CLEVELAND, Ohio — Yvetta Ealy has drummed in various places throughout the world. But her favorite place to share her gift is inside of Cleveland Metro School District classrooms.
“When you bring in the drum, which is the first instrument which is the voice of our ancestors, when you bring that in and have the kids more familiar with a drum and who they are and being comfortable with being this color,” said Ealy.
- Developed by MetroHealth’s school health program in 2018
- Recently expanded from two Cleveland metro district high schools to Harvey Rice Elementary School
- Uses creative expression and the arts to normalize and validate kids’ anxieties and provide a supportive, healthy and fun outlet
Ealy is a visiting artist with the SAFE Project.

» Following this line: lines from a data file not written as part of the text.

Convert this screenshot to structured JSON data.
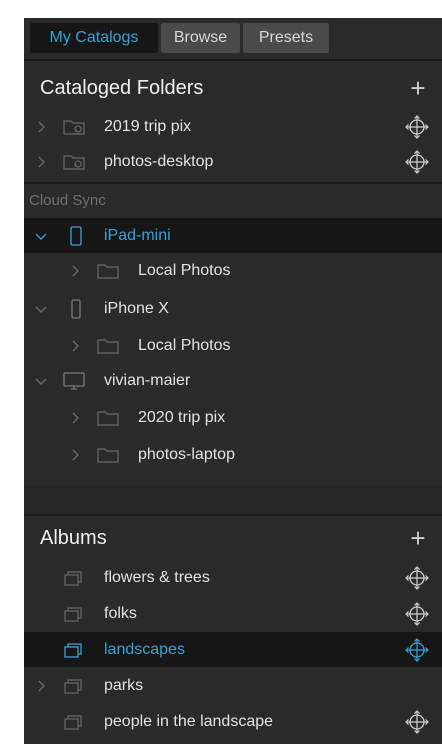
{
  "tabs": [
    {
      "label": "My Catalogs",
      "active": true
    },
    {
      "label": "Browse",
      "active": false
    },
    {
      "label": "Presets",
      "active": false
    }
  ],
  "cataloged": {
    "title": "Cataloged Folders",
    "add_icon": "plus-icon",
    "items": [
      {
        "label": "2019 trip pix",
        "icon": "catalog-folder-icon"
      },
      {
        "label": "photos-desktop",
        "icon": "catalog-folder-icon"
      }
    ]
  },
  "cloud": {
    "section_label": "Cloud Sync",
    "devices": [
      {
        "label": "iPad-mini",
        "icon": "tablet-icon",
        "selected": true,
        "folders": [
          {
            "label": "Local Photos"
          }
        ]
      },
      {
        "label": "iPhone X",
        "icon": "phone-icon",
        "selected": false,
        "folders": [
          {
            "label": "Local Photos"
          }
        ]
      },
      {
        "label": "vivian-maier",
        "icon": "monitor-icon",
        "selected": false,
        "folders": [
          {
            "label": "2020 trip pix"
          },
          {
            "label": "photos-laptop"
          }
        ]
      }
    ]
  },
  "albums": {
    "title": "Albums",
    "add_icon": "plus-icon",
    "items": [
      {
        "label": "flowers & trees",
        "synced": true,
        "selected": false
      },
      {
        "label": "folks",
        "synced": true,
        "selected": false
      },
      {
        "label": "landscapes",
        "synced": true,
        "selected": true
      },
      {
        "label": "parks",
        "synced": false,
        "selected": false,
        "expandable": true
      },
      {
        "label": "people in the landscape",
        "synced": true,
        "selected": false
      }
    ]
  },
  "colors": {
    "accent": "#35a3d9",
    "panel_bg": "#2a2a2a",
    "selected_bg": "#161616",
    "text": "#e3e3e3",
    "muted": "#6f6f6f"
  }
}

SAFE —standing for “Students Are Free to Express.”
The project, developed by MetroHealth’s school health program, offers students psychology-infused prevention through arts.

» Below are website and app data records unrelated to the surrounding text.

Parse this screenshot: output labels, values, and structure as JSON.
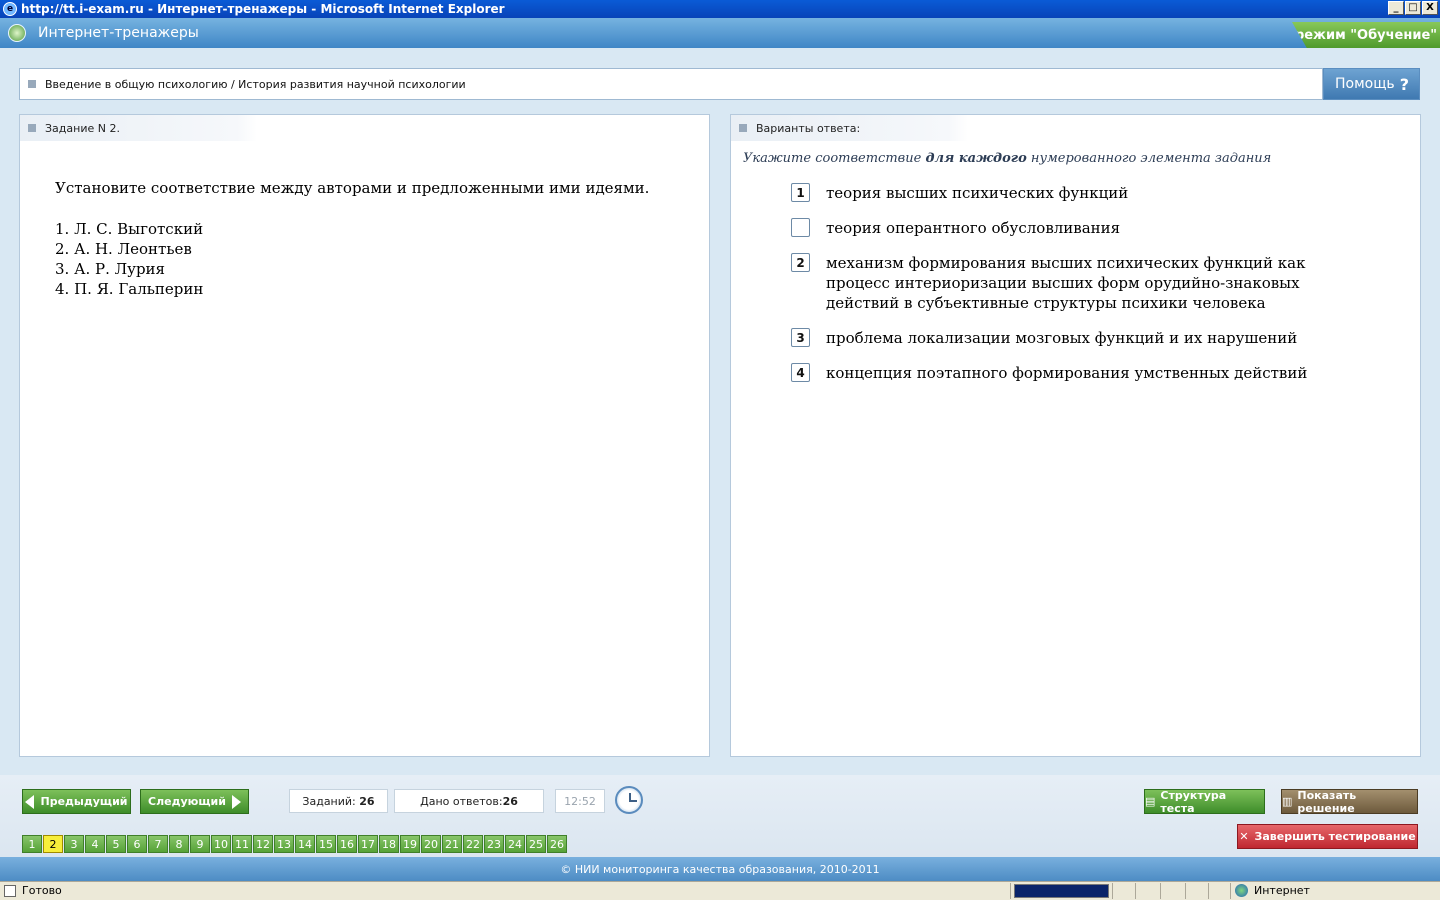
{
  "window": {
    "title": "http://tt.i-exam.ru - Интернет-тренажеры - Microsoft Internet Explorer",
    "minimize": "_",
    "maximize": "□",
    "close": "X"
  },
  "app": {
    "title": "Интернет-тренажеры",
    "mode": "режим \"Обучение\""
  },
  "breadcrumb": "Введение в общую психологию / История развития научной психологии",
  "help_label": "Помощь",
  "help_icon": "?",
  "task": {
    "header": "Задание N 2.",
    "question": "Установите соответствие между авторами и предложенными ими идеями.",
    "items": [
      "1. Л. С. Выготский",
      "2. А. Н. Леонтьев",
      "3. А. Р. Лурия",
      "4. П. Я. Гальперин"
    ]
  },
  "answers": {
    "header": "Варианты ответа:",
    "instruction_pre": "Укажите соответствие ",
    "instruction_bold": "для каждого",
    "instruction_post": " нумерованного элемента задания",
    "options": [
      {
        "value": "1",
        "text": "теория высших психических функций"
      },
      {
        "value": "",
        "text": "теория оперантного обусловливания"
      },
      {
        "value": "2",
        "text": "механизм формирования высших психических функций как процесс интериоризации высших форм орудийно-знаковых действий в субъективные структуры психики человека"
      },
      {
        "value": "3",
        "text": "проблема локализации мозговых функций и их нарушений"
      },
      {
        "value": "4",
        "text": "концепция поэтапного формирования умственных действий"
      }
    ]
  },
  "nav": {
    "prev_label": "Предыдущий",
    "next_label": "Следующий",
    "tasks_label": "Заданий:",
    "tasks_count": "26",
    "answered_label": "Дано ответов:",
    "answered_count": "26",
    "timer": "12:52",
    "structure_label": "Структура теста",
    "solution_label": "Показать решение",
    "finish_label": "Завершить тестирование",
    "pages": [
      "1",
      "2",
      "3",
      "4",
      "5",
      "6",
      "7",
      "8",
      "9",
      "10",
      "11",
      "12",
      "13",
      "14",
      "15",
      "16",
      "17",
      "18",
      "19",
      "20",
      "21",
      "22",
      "23",
      "24",
      "25",
      "26"
    ],
    "current_page": "2"
  },
  "footer": "© НИИ мониторинга качества образования, 2010-2011",
  "statusbar": {
    "ready": "Готово",
    "zone": "Интернет"
  }
}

MetroHealth Director of Community and Behavioral Health Dr. Lisa Ramirez says the project’s goal is to normalize and validate kids’ anxieties and provide a supportive, healthy and fun outlet.
“It's not a psychologist walking into the room and saying this is how you cope, it's hey, let's write a slam poem all together as a class and think about the things that stress us out,” said Ramirez.
Ramirez says as if being a student isn’t enough, some Cleveland youth deal with trauma, toxic stress, poverty and other adversities outside of the classroom.
“The Centers for Disease Control, every two years they do a youth risk behavior survey in high school students, and in 2015, Cleveland came out as the number one highest rate of high school students who were stating that they had sadness and hopelessness and also suicidal gestures or suicidal attempts,” said Ramirez.
The SAFE Project was launched in 2017 in John Adams and Lincoln West High Schools, and most recently expanded to start programs in Pre-K, kindergarten and first grade at Harvey Rice Elementary School.
Taylor Moore is a first grade teacher at Harvey Rice and says the project is having a major impact on her students.
“I’ve seen them be excited that so many people care about them, like, they have me as their teacher that cares about them, we have some people in the school that care about them. But this increases their village that they have in their community,” said Moore.
And she says the various SAFE programs are teaching her new things.
“They painted Picasso pictures. They drum in all different types of beats. They did a performance and learn lines. So, they're showing me how much more capable my students are as well,” said Moore.
Ealy says embracing, encouraging, and supporting the district’s youngest students with the arts can help change and save lives.
“This is where it starts. This is where children learn who they are, how they interface with the world. And if you, if you get it here, if you get it at this level, at this stage, you can change the trajectory of someone's life,” said Ealy.
The SAFE Project holds 8 weeks of art workshop programs in John Adams and Lincoln West High Schools and 12 weeks of art workshop programs at Harvey Rice Elementary School.